Publication Type:Journal Article
Source:Plant Pathology, Blackwell Publishing Ltd, Volume 59, Number 2, p.301–312 (2010)
Keywords:host resistance, leaf age, leaf hairs, Phytophthora kernoviae, rootstock, sporulation

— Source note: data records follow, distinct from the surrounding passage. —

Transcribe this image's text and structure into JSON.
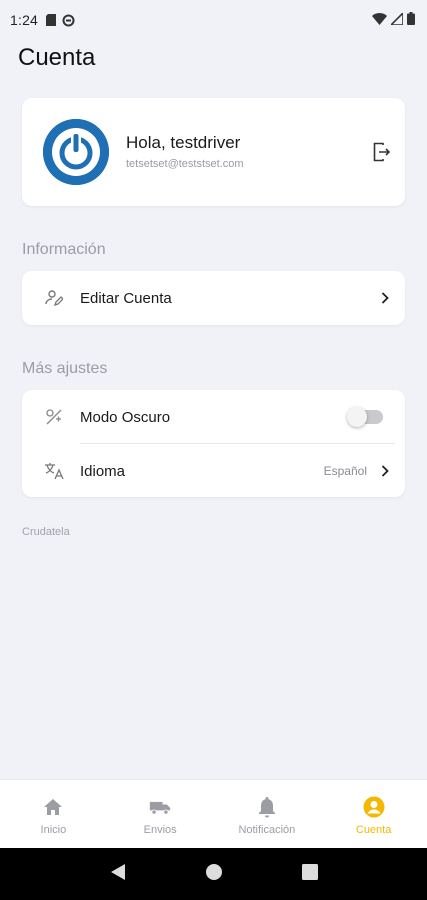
{
  "status_bar": {
    "time": "1:24"
  },
  "page": {
    "title": "Cuenta"
  },
  "profile": {
    "greeting": "Hola, testdriver",
    "email": "tetsetset@teststset.com"
  },
  "sections": {
    "info_label": "Información",
    "more_label": "Más ajustes"
  },
  "rows": {
    "edit_account": "Editar Cuenta",
    "dark_mode": "Modo Oscuro",
    "dark_mode_enabled": false,
    "language": "Idioma",
    "language_value": "Español"
  },
  "footer_note": "Crudatela",
  "tabs": [
    {
      "label": "Inicio",
      "icon": "home-icon",
      "active": false
    },
    {
      "label": "Envios",
      "icon": "truck-icon",
      "active": false
    },
    {
      "label": "Notificación",
      "icon": "bell-icon",
      "active": false
    },
    {
      "label": "Cuenta",
      "icon": "account-icon",
      "active": true
    }
  ],
  "colors": {
    "accent": "#f5b800",
    "avatar": "#1f6fb5",
    "background": "#f1f2f8"
  }
}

Phytophthora ramorum causes sudden oak death (SOD) in western coastal forests of the USA. In Europe, the pathogen is mainly present in the nursery industry, particularly on Rhododendron. Because of the primary role of Rhododendron as a host and potentially as a vector, the effect of Rhododendron host factors on P. ramorum susceptibility and sporulation was investigated. Inoculation methods using either wounded or non-wounded detached leaves were applied to 59 Rhododendron cultivars and 22 botanical species, replicated in three separate years. All Rhododendron species and cultivars were susceptible when using wounded leaves, but not when using non-wounded leaves, suggesting a resistance mechanism operating at the level of leaf penetration. Using a regression tree analysis, the cultivars and species were split into four susceptibility classes. Young leaves were more susceptible than mature leaves when wounded, but less susceptible when non-wounded. This effect was not correlated with leaf hydrophobicity or the number of leaf hairs. The presence or the type of rootstock did not affect the cultivar susceptibility level. Sporangia and chlamydospore production in the leaf lesions varied widely among Rhododendron cultivars and was not correlated with the susceptibility level. The susceptibility to P. ramorum correlated well with the susceptibility to P. citricola and P. hedraiandra × cactorum, suggesting that the resistance mechanisms against these species are non-specific. Susceptibility to P. kernoviae was low for most cultivars. These findings have implications for detection, spread and disease control, and are therefore important in pest risk assessment.